- WORK INSTRUCTIONS
Repeat all of the data below word for word, keeping no images.
START DATA FOR THIS TASK
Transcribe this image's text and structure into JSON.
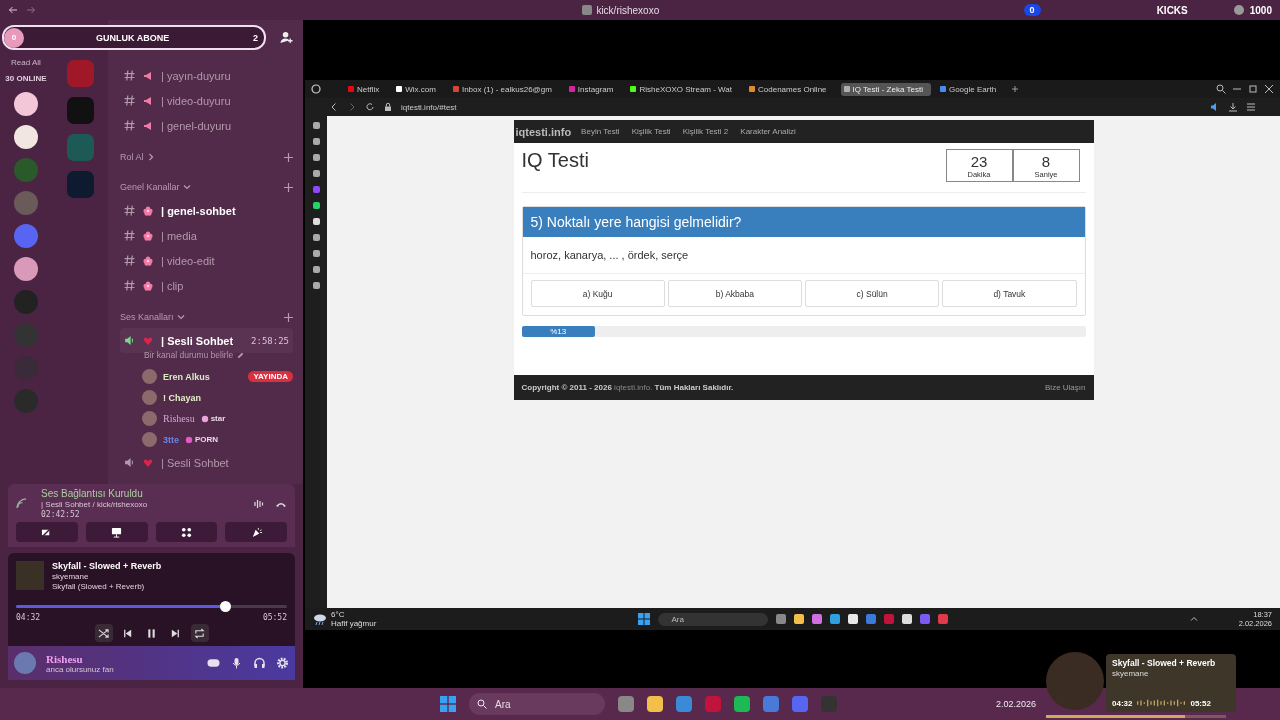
{
  "top_bar": {
    "title": "kick/rishexoxo",
    "badge": "0",
    "kicks_label": "KICKS",
    "kicks_count": "1000"
  },
  "overlay_pill": {
    "left_count": "0",
    "label": "GUNLUK ABONE",
    "right_count": "2"
  },
  "sidebar": {
    "read_all": "Read All",
    "online": "30 ONLINE"
  },
  "channel_list": {
    "sections": [
      {
        "channels": [
          {
            "kind": "announcement",
            "name": "| yayın-duyuru",
            "selected": false
          },
          {
            "kind": "announcement",
            "name": "| video-duyuru",
            "selected": false
          },
          {
            "kind": "announcement",
            "name": "| genel-duyuru",
            "selected": false
          }
        ]
      },
      {
        "title": "Rol Al",
        "collapsed": true
      },
      {
        "title": "Genel Kanallar",
        "collapsed": false,
        "channels": [
          {
            "kind": "text",
            "name": "| genel-sohbet",
            "selected": true
          },
          {
            "kind": "text",
            "name": "| media",
            "selected": false
          },
          {
            "kind": "text",
            "name": "| video-edit",
            "selected": false
          },
          {
            "kind": "text",
            "name": "| clip",
            "selected": false
          }
        ]
      },
      {
        "title": "Ses Kanalları",
        "collapsed": false,
        "channels": [
          {
            "kind": "voice",
            "name": "| Sesli Sohbet",
            "selected": true,
            "timer": "2:58:25",
            "status": "Bir kanal durumu belirle",
            "members": [
              {
                "name": "Eren Alkus",
                "color": "#d8ecc4",
                "badge": "YAYINDA"
              },
              {
                "name": "! Chayan",
                "color": "#e4efc8"
              },
              {
                "name": "Rishesu",
                "color": "#c8a8d8",
                "tag": "star"
              },
              {
                "name": "3tte",
                "color": "#6a86e0",
                "tag": "PORN"
              }
            ]
          },
          {
            "kind": "voice",
            "name": "| Sesli Sohbet",
            "selected": false
          }
        ]
      }
    ]
  },
  "voice_panel": {
    "status": "Ses Bağlantısı Kuruldu",
    "channel": "| Sesli Sohbet / kick/rishexoxo",
    "elapsed": "02:42:52"
  },
  "music": {
    "title": "Skyfall - Slowed + Reverb",
    "artist": "skyemane",
    "album": "Skyfall (Slowed + Reverb)",
    "level": 0.77,
    "elapsed": "04:32",
    "total": "05:52"
  },
  "user": {
    "name": "Rishesu",
    "status": "anca olursunuz fan"
  },
  "browser": {
    "tabs": [
      {
        "label": "Netflix",
        "selected": false,
        "color": "#e50914"
      },
      {
        "label": "Wix.com",
        "selected": false,
        "color": "#ffffff"
      },
      {
        "label": "Inbox (1) - ealkus26@gm",
        "selected": false,
        "color": "#d44638"
      },
      {
        "label": "Instagram",
        "selected": false,
        "color": "#d6249f"
      },
      {
        "label": "RisheXOXO Stream - Wat",
        "selected": false,
        "color": "#53fc18"
      },
      {
        "label": "Codenames Online",
        "selected": false,
        "color": "#e08a2c"
      },
      {
        "label": "IQ Testi - Zeka Testi",
        "selected": true,
        "color": "#b0b0b0"
      },
      {
        "label": "Google Earth",
        "selected": false,
        "color": "#4a8af4"
      }
    ],
    "url": "iqtesti.info/#test"
  },
  "site": {
    "brand": "iqtesti.info",
    "nav": [
      "Beyin Testi",
      "Kişilik Testi",
      "Kişilik Testi 2",
      "Karakter Analizi"
    ],
    "heading": "IQ Testi",
    "timer": [
      {
        "value": "23",
        "label": "Dakika"
      },
      {
        "value": "8",
        "label": "Saniye"
      }
    ],
    "question": "5) Noktalı yere hangisi gelmelidir?",
    "prompt": "horoz, kanarya, ... , ördek, serçe",
    "options": [
      "a) Kuğu",
      "b) Akbaba",
      "c) Sülün",
      "d) Tavuk"
    ],
    "progress": {
      "level": 0.13,
      "label": "%13"
    },
    "footer": {
      "copyright": "Copyright © 2011 - 2026",
      "site": "iqtesti.info.",
      "rights": "Tüm Hakları Saklıdır.",
      "contact": "Bize Ulaşın"
    }
  },
  "inner_taskbar": {
    "temperature": "6°C",
    "weather": "Hafif yağmur",
    "search_placeholder": "Ara",
    "time": "18:37",
    "date": "2.02.2026"
  },
  "taskbar": {
    "search_placeholder": "Ara",
    "date": "2.02.2026"
  },
  "media_widget": {
    "title": "Skyfall - Slowed + Reverb",
    "artist": "skyemane",
    "elapsed": "04:32",
    "total": "05:52",
    "level": 0.77
  }
}
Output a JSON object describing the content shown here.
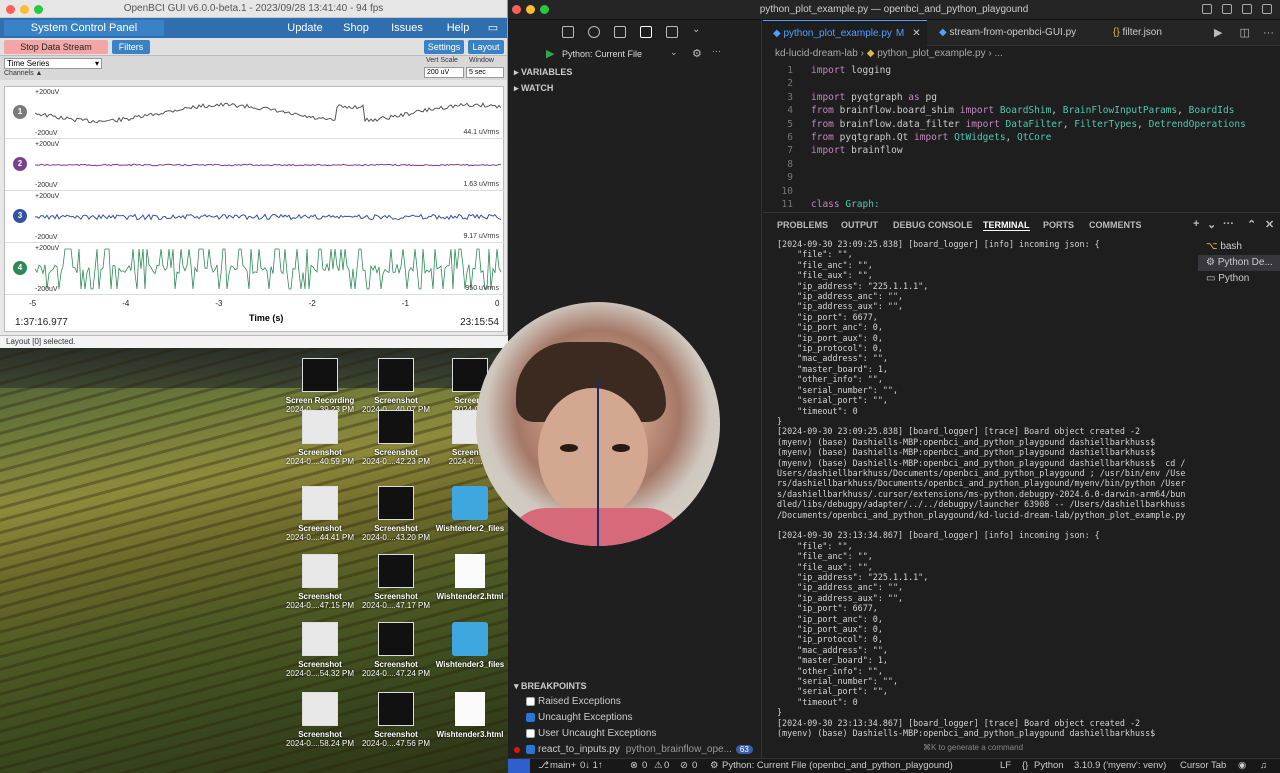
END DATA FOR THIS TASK
- RESPONSE
Transcribe this image's text and structure into JSON.
{
  "top_bar": {
    "title": "kick/rishexoxo",
    "badge": "0",
    "kicks_label": "KICKS",
    "kicks_count": "1000"
  },
  "overlay_pill": {
    "left_count": "0",
    "label": "GUNLUK ABONE",
    "right_count": "2"
  },
  "sidebar": {
    "read_all": "Read All",
    "online": "30 ONLINE"
  },
  "channel_list": {
    "sections": [
      {
        "channels": [
          {
            "kind": "announcement",
            "name": "| yayın-duyuru",
            "selected": false
          },
          {
            "kind": "announcement",
            "name": "| video-duyuru",
            "selected": false
          },
          {
            "kind": "announcement",
            "name": "| genel-duyuru",
            "selected": false
          }
        ]
      },
      {
        "title": "Rol Al",
        "collapsed": true
      },
      {
        "title": "Genel Kanallar",
        "collapsed": false,
        "channels": [
          {
            "kind": "text",
            "name": "| genel-sohbet",
            "selected": true
          },
          {
            "kind": "text",
            "name": "| media",
            "selected": false
          },
          {
            "kind": "text",
            "name": "| video-edit",
            "selected": false
          },
          {
            "kind": "text",
            "name": "| clip",
            "selected": false
          }
        ]
      },
      {
        "title": "Ses Kanalları",
        "collapsed": false,
        "channels": [
          {
            "kind": "voice",
            "name": "| Sesli Sohbet",
            "selected": true,
            "timer": "2:58:25",
            "status": "Bir kanal durumu belirle",
            "members": [
              {
                "name": "Eren Alkus",
                "color": "#d8ecc4",
                "badge": "YAYINDA"
              },
              {
                "name": "! Chayan",
                "color": "#e4efc8"
              },
              {
                "name": "Rishesu",
                "color": "#c8a8d8",
                "tag": "star"
              },
              {
                "name": "3tte",
                "color": "#6a86e0",
                "tag": "PORN"
              }
            ]
          },
          {
            "kind": "voice",
            "name": "| Sesli Sohbet",
            "selected": false
          }
        ]
      }
    ]
  },
  "voice_panel": {
    "status": "Ses Bağlantısı Kuruldu",
    "channel": "| Sesli Sohbet / kick/rishexoxo",
    "elapsed": "02:42:52"
  },
  "music": {
    "title": "Skyfall - Slowed + Reverb",
    "artist": "skyemane",
    "album": "Skyfall (Slowed + Reverb)",
    "level": 0.77,
    "elapsed": "04:32",
    "total": "05:52"
  },
  "user": {
    "name": "Rishesu",
    "status": "anca olursunuz fan"
  },
  "browser": {
    "tabs": [
      {
        "label": "Netflix",
        "selected": false,
        "color": "#e50914"
      },
      {
        "label": "Wix.com",
        "selected": false,
        "color": "#ffffff"
      },
      {
        "label": "Inbox (1) - ealkus26@gm",
        "selected": false,
        "color": "#d44638"
      },
      {
        "label": "Instagram",
        "selected": false,
        "color": "#d6249f"
      },
      {
        "label": "RisheXOXO Stream - Wat",
        "selected": false,
        "color": "#53fc18"
      },
      {
        "label": "Codenames Online",
        "selected": false,
        "color": "#e08a2c"
      },
      {
        "label": "IQ Testi - Zeka Testi",
        "selected": true,
        "color": "#b0b0b0"
      },
      {
        "label": "Google Earth",
        "selected": false,
        "color": "#4a8af4"
      }
    ],
    "url": "iqtesti.info/#test"
  },
  "site": {
    "brand": "iqtesti.info",
    "nav": [
      "Beyin Testi",
      "Kişilik Testi",
      "Kişilik Testi 2",
      "Karakter Analizi"
    ],
    "heading": "IQ Testi",
    "timer": [
      {
        "value": "23",
        "label": "Dakika"
      },
      {
        "value": "8",
        "label": "Saniye"
      }
    ],
    "question": "5) Noktalı yere hangisi gelmelidir?",
    "prompt": "horoz, kanarya, ... , ördek, serçe",
    "options": [
      "a) Kuğu",
      "b) Akbaba",
      "c) Sülün",
      "d) Tavuk"
    ],
    "progress": {
      "level": 0.13,
      "label": "%13"
    },
    "footer": {
      "copyright": "Copyright © 2011 - 2026",
      "site": "iqtesti.info.",
      "rights": "Tüm Hakları Saklıdır.",
      "contact": "Bize Ulaşın"
    }
  },
  "inner_taskbar": {
    "temperature": "6°C",
    "weather": "Hafif yağmur",
    "search_placeholder": "Ara",
    "time": "18:37",
    "date": "2.02.2026"
  },
  "taskbar": {
    "search_placeholder": "Ara",
    "date": "2.02.2026"
  },
  "media_widget": {
    "title": "Skyfall - Slowed + Reverb",
    "artist": "skyemane",
    "elapsed": "04:32",
    "total": "05:52",
    "level": 0.77
  }
}
Output a JSON object describing the content shown here.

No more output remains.